« on: July 23, 2016, 04:33:51 pm »
Nebraska Wesleyan responded to my inquiry about pregame tailgating.
I explained that Wartburg fans and those from some other IIAC institutions enjoyed an occasional adult beverage during tailgating festivities.
They sent a polite but short response that we would be welcomed in college owned facilities for pregame gatherings, but booze of any sort was not permitted on campus.
Monmouth on week one followed by Nebraska Wesleyan in week two. They both appear to be party poopers. There could be some serious demand for tailgating debauchery when Knights finally return to the friendly confines of Walston-Hoover.
I wonder if this info had been known before the conference invite, if the vote would have still been unanimous
If I'm driving all the way to Nebraska, I should be allowed some alcohol as a reward. Not many people drive to Nebraska...willingly!!!
NWU has always been something of a party pooper when it comes to the consumption of "adult" beverages.

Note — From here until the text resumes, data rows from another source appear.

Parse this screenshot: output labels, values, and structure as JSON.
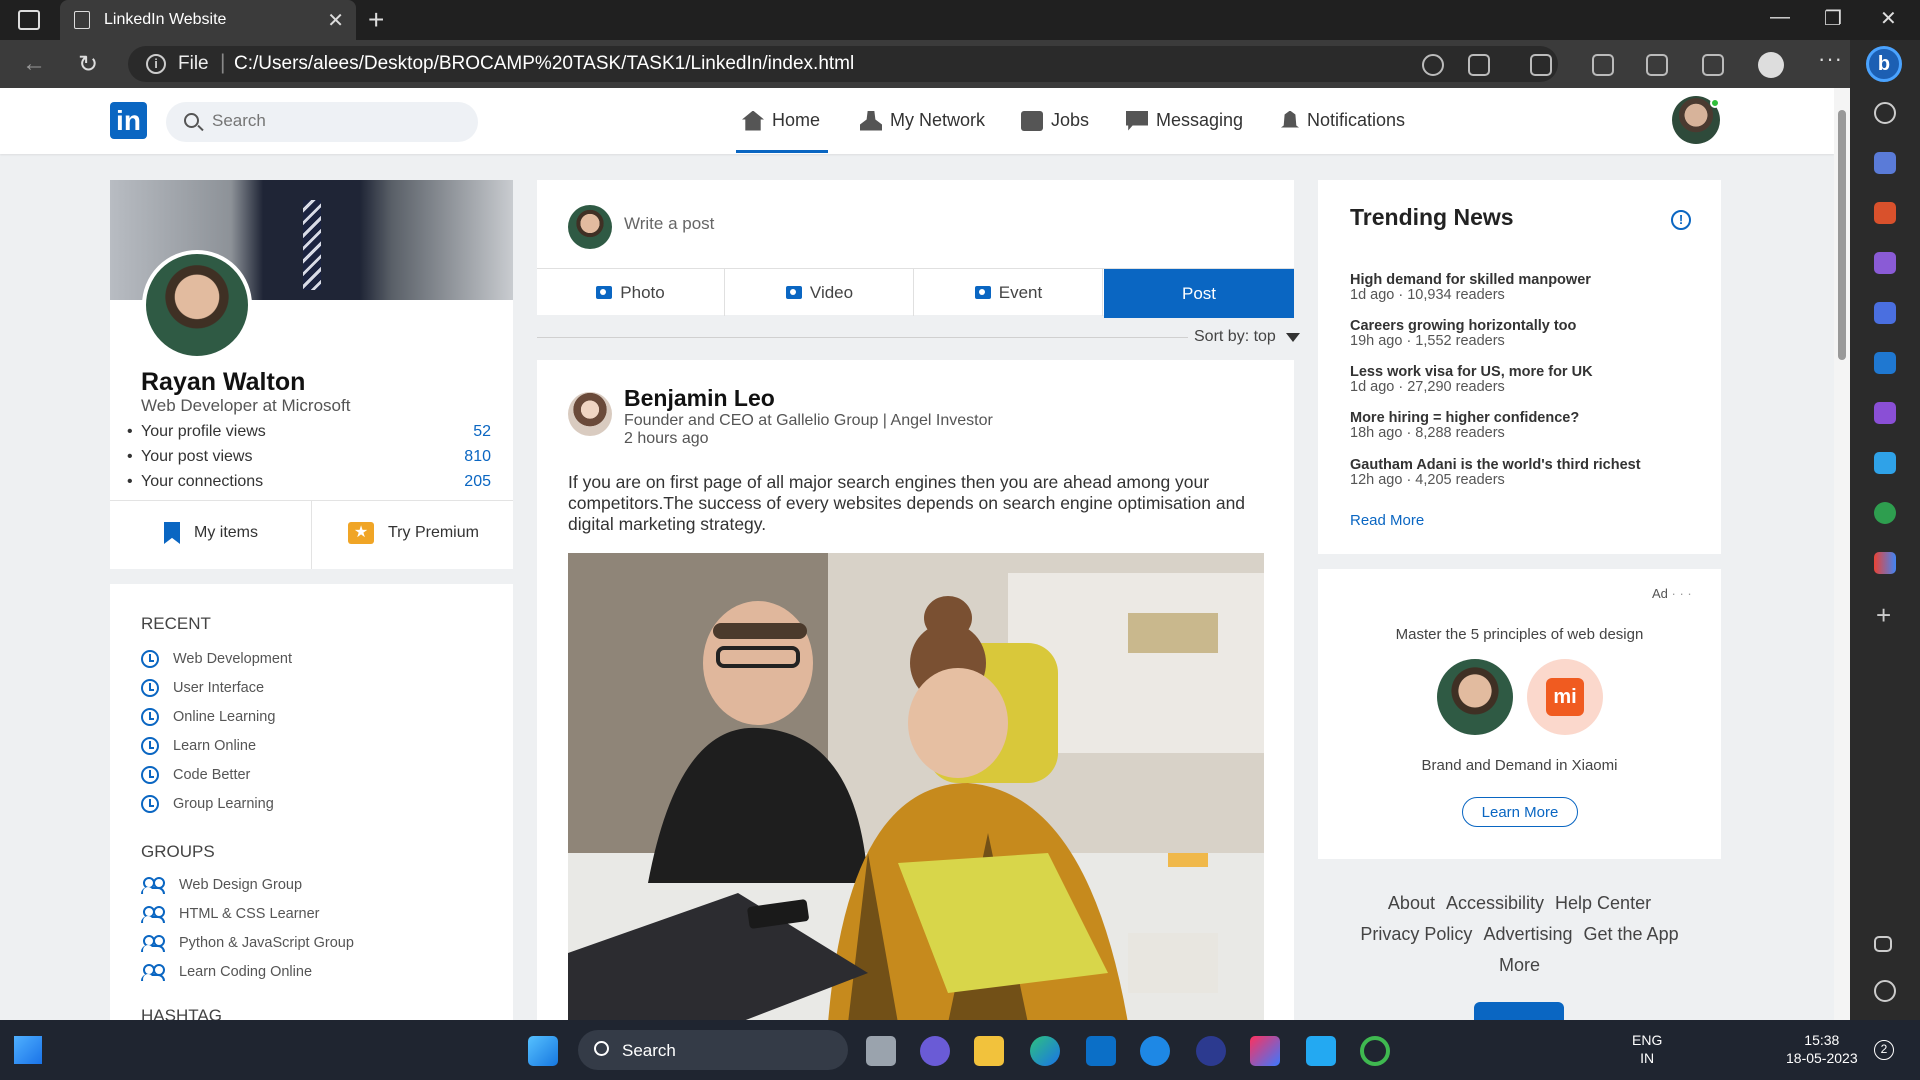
{
  "browser": {
    "tab_title": "LinkedIn Website",
    "address_scheme": "File",
    "address_path": "C:/Users/alees/Desktop/BROCAMP%20TASK/TASK1/LinkedIn/index.html"
  },
  "header": {
    "logo_text": "in",
    "search_placeholder": "Search",
    "nav": [
      {
        "label": "Home",
        "icon": "home-icon"
      },
      {
        "label": "My Network",
        "icon": "network-icon"
      },
      {
        "label": "Jobs",
        "icon": "briefcase-icon"
      },
      {
        "label": "Messaging",
        "icon": "messaging-icon"
      },
      {
        "label": "Notifications",
        "icon": "bell-icon"
      }
    ],
    "active_nav": "Home"
  },
  "profile": {
    "name": "Rayan Walton",
    "title": "Web Developer at Microsoft",
    "stats": [
      {
        "label": "Your profile views",
        "value": "52"
      },
      {
        "label": "Your post views",
        "value": "810"
      },
      {
        "label": "Your connections",
        "value": "205"
      }
    ],
    "my_items": "My items",
    "try_premium": "Try Premium"
  },
  "sidebar": {
    "recent_heading": "RECENT",
    "recent": [
      "Web Development",
      "User Interface",
      "Online Learning",
      "Learn Online",
      "Code Better",
      "Group Learning"
    ],
    "groups_heading": "GROUPS",
    "groups": [
      "Web Design Group",
      "HTML & CSS Learner",
      "Python & JavaScript Group",
      "Learn Coding Online"
    ],
    "hashtag_heading": "HASHTAG"
  },
  "composer": {
    "placeholder": "Write a post",
    "actions": [
      "Photo",
      "Video",
      "Event"
    ],
    "post_button": "Post",
    "sort_label": "Sort by: top"
  },
  "post": {
    "author": "Benjamin Leo",
    "author_title": "Founder and CEO at Gallelio Group | Angel Investor",
    "time": "2 hours ago",
    "text": "If you are on first page of all major search engines then you are ahead among your competitors.The success of every websites depends on search engine optimisation and digital marketing strategy."
  },
  "trending": {
    "title": "Trending News",
    "items": [
      {
        "headline": "High demand for skilled manpower",
        "meta": "1d ago · 10,934 readers"
      },
      {
        "headline": "Careers growing horizontally too",
        "meta": "19h ago · 1,552 readers"
      },
      {
        "headline": "Less work visa for US, more for UK",
        "meta": "1d ago · 27,290 readers"
      },
      {
        "headline": "More hiring = higher confidence?",
        "meta": "18h ago · 8,288 readers"
      },
      {
        "headline": "Gautham Adani is the world's third richest",
        "meta": "12h ago · 4,205 readers"
      }
    ],
    "read_more": "Read More"
  },
  "ad": {
    "label": "Ad",
    "dots": "· · ·",
    "headline": "Master the 5 principles of web design",
    "brand_logo": "mi",
    "sub": "Brand and Demand in Xiaomi",
    "cta": "Learn More"
  },
  "footer": {
    "links": [
      "About",
      "Accessibility",
      "Help Center",
      "Privacy Policy",
      "Advertising",
      "Get the App",
      "More"
    ]
  },
  "taskbar": {
    "search": "Search",
    "lang1": "ENG",
    "lang2": "IN",
    "time": "15:38",
    "date": "18-05-2023",
    "notifications": "2"
  },
  "colors": {
    "brand": "#0a66c2",
    "page_bg": "#eef0f2",
    "premium": "#f0a526",
    "xiaomi": "#f05b20"
  }
}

This is largely due to its Methodist heritage. Back in ancient times (the 70s) when I was a Plainsman (NOT Prairie Wolf) athlete, the Alcohol (and Drug) Policy Statement wasn't a mile long like it is now, and mainly just prohibited alcohol in University housing and by those not of legal age.
Tailgating was basically absent at FB games with local adults and partying at home, out of town visitors at their hotels, and students in fraternities (5 at the time) and sororities (4), despite being classified as "university" housing. The underage Greek system pledges would just go from the dorms to their houses to join in the partaking festivities. Many groups of kids would ban together to rent cheaper hotel rooms in which to enjoy the consumption of mass quantities prior to games. I'm sure the scene was much the same at many schools. At any rate, a large percentage of the NWU crowds at the usually well attended games, always arrived well primed and ready to enthusiastically voice their support.
One thing that always seemed odd was NWU's rather conservative stance on alcohol possession/consumption when the State of Nebraska was actually quite liberal during those times, lowering the drinking age to 20 in 1969, and then to 19 in 1972, before raising it back to 20 in 1980, and finally to 21 in 1985 in accordance with the national Drinking Age Act of 1984.